To Michael Paul Smith, this is what quintessential America looked like when he was a kid. But Elgin Park it’s not real… It doesn’t exists, except in the mind of photographer and artist Michael Paul Smith. For over 25 years, he has been creating this imaginary world called “Elgin Park”, filled with scaled models of old cars. They’re 1/24th the size to be exact. He chooses appropriate surroundings for these models, and then uses his camera to capture the most realistic shot possible. The kind of shot that you have no idea is within a tiny world. Here’s the best part: he does it all with a $200 point and shoot camera.



His photos tell a story that takes you back to that time and place. “What started out as an exercise in model building and photography, ended up as a dream-like reconstruction of the town I grew up in. It’s not an exact recreation, but it does capture the mood of my memories”, Michael says. The photos that recreate this imaginary town of “Elgin Park” are believable not only because the backgrounds, lighting and subject are expertly integrated, but also because of the extensive and thoroughly researched details in each scene.

Michael sets his models up on a card table and populates it with cars from his extensive collection of Danbury Mint and Franklin Mint die cast autos and trucks. The buildings are constructed of resin-coated paper, styrene plastic and basswood, plus numerous found objects. No Photoshop was used in these images; they’re all composed in the camera. He places the scene near the street or in a parking lot and lines up the camera angle and horizon to perfectly match that of the model, getting the perspective just right. Michael also does night scenes, which are usually photographed inside his small apartment using a very simple lighting setup. He is also able to duplicate the moods of different weather conditions, seasons and times of day with streets wet from rain or curbs drifted with snow made from carefully applied baking soda.

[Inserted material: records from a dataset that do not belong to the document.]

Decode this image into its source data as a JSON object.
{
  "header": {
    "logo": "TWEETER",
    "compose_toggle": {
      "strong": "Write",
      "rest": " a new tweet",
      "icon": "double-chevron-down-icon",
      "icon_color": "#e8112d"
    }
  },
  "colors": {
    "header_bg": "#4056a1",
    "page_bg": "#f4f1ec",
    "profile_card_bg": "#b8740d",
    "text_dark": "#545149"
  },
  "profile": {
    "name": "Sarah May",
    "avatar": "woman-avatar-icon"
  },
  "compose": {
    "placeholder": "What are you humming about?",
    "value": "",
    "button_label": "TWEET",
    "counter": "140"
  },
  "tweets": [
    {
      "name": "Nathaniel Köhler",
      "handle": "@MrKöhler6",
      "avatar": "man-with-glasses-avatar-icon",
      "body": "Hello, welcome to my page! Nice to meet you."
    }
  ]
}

If you’d like to see more pictures of this perfect American town, visit the Elgin Park website or visit Michael’s page on Flickr. To learn more about Michael’s work, please visit the Craftsmanship Museum website for a full writeup on his talents and process.


A long time ago in a galaxy far, far away…

There was a couple named

Candace and Paolo.

One day, they decided to take

their love for Star Wars

and for each other to a

whole new level…





Photos by Shannon Lee. For more photos, please visit:

The Untouchables – A shock photography project for the protection of children

“Los Intocables“, or The Untouchables, is a shock photography project created by the Cuban photographer Erik Ravelo and the Brazilian artistic director Daniel Ferreira, to raise awareness of child protection, and about the various attacks against children through the world: sexual abuse, shootings in American schools, sex tourism, war or nuclear disaster or even obesity and fast food and black market organ trade.

The children are depicted in a vulnerable pose, pinned up against the backs of adults in a pose reminiscent of the crucifixion. The subheading to this provocative series is: “The Right to Childhood Should be Protected”. Ravelo attempts to speak for those who cannot properly articulate their pain. The sick, twisted games that adults play can come at a cost to future generations and Ravelo’s series gives a voice to those children who get caught in the crossfire.  Source:

Updated on June 12, 2014: The original making of video from The Untouchables was removel from YouTube and the artist page was banned from Facebook. But I found one short video on this channel.